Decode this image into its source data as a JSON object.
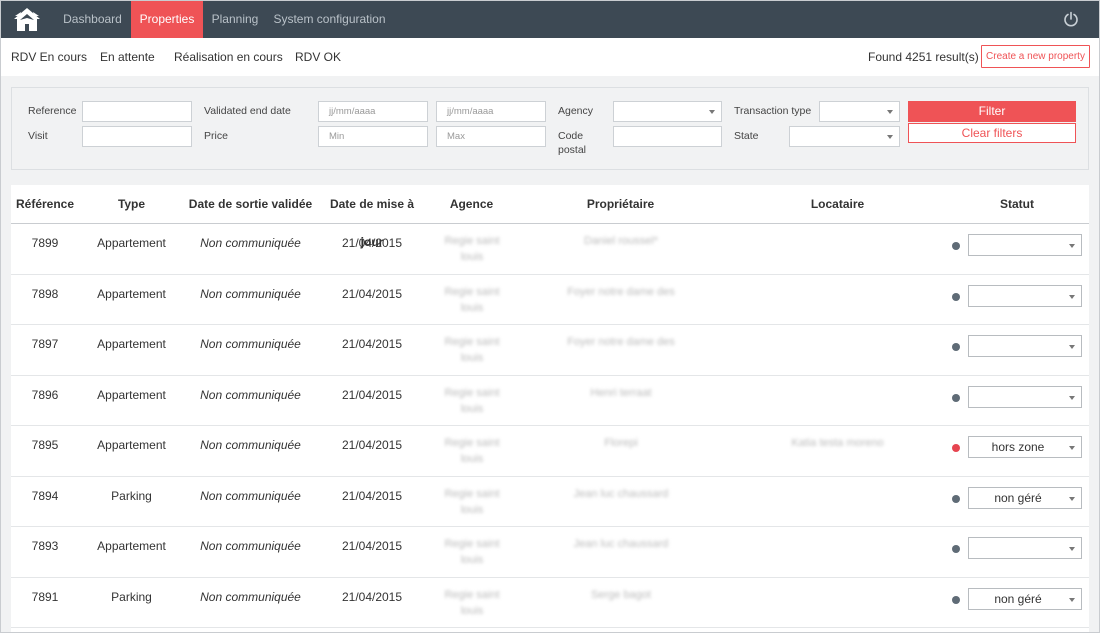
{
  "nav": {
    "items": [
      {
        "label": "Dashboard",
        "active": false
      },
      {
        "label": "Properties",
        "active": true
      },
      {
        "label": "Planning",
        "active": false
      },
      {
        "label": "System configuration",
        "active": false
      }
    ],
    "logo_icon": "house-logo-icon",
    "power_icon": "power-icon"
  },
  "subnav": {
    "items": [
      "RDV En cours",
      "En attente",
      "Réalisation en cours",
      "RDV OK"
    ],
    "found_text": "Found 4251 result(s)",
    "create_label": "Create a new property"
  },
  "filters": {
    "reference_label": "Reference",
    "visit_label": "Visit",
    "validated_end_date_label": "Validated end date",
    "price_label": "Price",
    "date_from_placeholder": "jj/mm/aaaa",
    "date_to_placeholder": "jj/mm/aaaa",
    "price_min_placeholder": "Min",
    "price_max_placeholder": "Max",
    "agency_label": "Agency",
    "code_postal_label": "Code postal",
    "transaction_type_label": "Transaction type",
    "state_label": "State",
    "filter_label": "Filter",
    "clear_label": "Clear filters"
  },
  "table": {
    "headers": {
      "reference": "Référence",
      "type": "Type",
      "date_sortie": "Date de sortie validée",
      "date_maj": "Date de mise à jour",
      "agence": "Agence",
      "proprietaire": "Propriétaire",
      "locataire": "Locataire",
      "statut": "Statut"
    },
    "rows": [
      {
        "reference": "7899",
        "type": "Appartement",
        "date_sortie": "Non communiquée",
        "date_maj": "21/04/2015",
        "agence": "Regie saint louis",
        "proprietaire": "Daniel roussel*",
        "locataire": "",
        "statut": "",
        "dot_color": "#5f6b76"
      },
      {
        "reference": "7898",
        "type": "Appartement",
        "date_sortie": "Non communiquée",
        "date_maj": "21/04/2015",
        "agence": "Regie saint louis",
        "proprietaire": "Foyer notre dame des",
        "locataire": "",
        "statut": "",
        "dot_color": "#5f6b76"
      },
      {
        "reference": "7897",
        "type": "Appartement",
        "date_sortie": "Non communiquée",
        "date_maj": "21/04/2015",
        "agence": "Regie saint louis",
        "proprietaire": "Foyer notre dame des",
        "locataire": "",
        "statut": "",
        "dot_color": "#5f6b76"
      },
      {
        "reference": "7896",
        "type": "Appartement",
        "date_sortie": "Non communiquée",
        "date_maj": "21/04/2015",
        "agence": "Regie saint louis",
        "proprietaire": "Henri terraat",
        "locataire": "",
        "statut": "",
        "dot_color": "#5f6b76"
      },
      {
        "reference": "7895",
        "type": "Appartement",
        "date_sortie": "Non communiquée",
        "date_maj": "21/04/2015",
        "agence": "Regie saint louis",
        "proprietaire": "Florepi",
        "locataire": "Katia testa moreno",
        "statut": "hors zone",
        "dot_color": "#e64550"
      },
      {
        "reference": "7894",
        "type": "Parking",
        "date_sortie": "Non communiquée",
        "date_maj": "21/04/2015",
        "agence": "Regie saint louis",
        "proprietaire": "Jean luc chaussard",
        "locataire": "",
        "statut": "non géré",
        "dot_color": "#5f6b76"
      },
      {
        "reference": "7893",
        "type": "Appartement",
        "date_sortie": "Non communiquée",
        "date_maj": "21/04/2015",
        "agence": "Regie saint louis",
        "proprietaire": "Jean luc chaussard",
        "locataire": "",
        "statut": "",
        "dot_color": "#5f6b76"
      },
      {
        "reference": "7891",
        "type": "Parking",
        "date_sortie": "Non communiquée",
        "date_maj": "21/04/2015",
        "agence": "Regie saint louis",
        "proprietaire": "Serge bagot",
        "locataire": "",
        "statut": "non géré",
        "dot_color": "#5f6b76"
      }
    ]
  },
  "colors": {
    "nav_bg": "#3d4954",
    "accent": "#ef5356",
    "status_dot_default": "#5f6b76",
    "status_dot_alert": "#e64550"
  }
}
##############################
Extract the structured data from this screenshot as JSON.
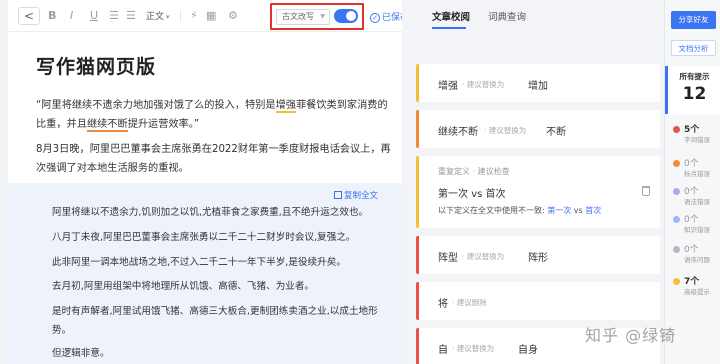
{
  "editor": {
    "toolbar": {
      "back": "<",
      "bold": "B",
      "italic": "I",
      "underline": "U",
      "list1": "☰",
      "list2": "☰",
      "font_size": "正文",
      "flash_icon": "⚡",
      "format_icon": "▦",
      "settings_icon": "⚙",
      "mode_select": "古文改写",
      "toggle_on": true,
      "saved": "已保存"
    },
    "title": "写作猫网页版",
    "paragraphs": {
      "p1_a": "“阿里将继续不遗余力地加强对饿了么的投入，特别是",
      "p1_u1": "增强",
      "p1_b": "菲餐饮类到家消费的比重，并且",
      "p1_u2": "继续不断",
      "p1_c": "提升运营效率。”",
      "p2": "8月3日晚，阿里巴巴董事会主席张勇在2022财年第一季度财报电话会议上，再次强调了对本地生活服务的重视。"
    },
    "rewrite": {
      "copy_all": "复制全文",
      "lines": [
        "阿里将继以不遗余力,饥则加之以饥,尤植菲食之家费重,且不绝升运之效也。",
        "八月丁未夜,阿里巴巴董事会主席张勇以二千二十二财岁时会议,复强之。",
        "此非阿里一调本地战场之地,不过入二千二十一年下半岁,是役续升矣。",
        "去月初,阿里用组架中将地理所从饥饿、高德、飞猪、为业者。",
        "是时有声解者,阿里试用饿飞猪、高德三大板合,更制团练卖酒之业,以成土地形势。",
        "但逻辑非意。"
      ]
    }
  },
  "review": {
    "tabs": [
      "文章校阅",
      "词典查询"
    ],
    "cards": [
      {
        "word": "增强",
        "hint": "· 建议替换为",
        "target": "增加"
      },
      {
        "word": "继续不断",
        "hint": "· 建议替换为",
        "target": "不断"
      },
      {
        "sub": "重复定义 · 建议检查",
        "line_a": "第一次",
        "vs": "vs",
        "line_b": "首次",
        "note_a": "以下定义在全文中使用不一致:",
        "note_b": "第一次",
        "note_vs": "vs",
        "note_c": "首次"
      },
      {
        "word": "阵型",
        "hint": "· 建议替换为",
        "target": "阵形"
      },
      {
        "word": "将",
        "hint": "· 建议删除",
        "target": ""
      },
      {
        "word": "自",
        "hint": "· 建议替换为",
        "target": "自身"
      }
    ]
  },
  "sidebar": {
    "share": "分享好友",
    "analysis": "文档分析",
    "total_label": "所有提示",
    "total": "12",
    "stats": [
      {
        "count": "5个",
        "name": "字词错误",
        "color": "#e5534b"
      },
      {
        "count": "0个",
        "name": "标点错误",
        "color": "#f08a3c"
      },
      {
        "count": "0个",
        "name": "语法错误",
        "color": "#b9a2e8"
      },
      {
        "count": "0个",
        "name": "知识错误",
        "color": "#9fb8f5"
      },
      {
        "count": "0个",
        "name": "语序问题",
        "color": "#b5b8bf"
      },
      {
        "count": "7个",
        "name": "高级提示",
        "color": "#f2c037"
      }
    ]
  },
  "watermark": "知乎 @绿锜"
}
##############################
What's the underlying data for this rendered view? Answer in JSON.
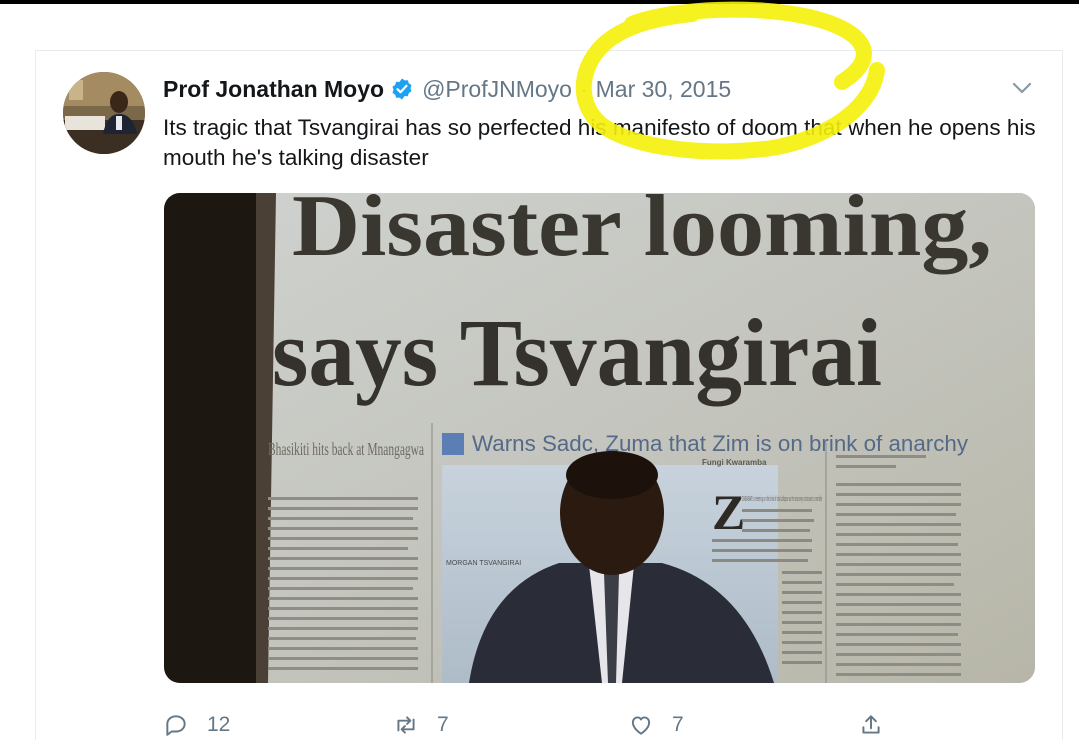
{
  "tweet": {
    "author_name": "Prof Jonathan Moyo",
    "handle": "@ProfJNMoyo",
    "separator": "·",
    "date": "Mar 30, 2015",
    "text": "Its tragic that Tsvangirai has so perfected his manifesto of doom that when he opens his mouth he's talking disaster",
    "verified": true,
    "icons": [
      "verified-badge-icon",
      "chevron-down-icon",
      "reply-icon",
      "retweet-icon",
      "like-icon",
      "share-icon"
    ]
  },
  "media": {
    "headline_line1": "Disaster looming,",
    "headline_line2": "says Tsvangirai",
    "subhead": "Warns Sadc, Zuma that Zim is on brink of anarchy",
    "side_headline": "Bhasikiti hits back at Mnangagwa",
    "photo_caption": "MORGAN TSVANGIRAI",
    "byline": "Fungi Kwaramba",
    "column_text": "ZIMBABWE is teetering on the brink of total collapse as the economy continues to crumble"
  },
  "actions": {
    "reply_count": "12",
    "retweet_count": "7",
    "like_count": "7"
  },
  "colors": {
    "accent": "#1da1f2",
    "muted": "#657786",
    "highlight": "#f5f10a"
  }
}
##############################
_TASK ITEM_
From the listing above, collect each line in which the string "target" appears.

_EXERCISE RESPONSE_
        "target": "增加"
        "target": "不断"
        "target": "阵形"
        "target": ""
        "target": "自身"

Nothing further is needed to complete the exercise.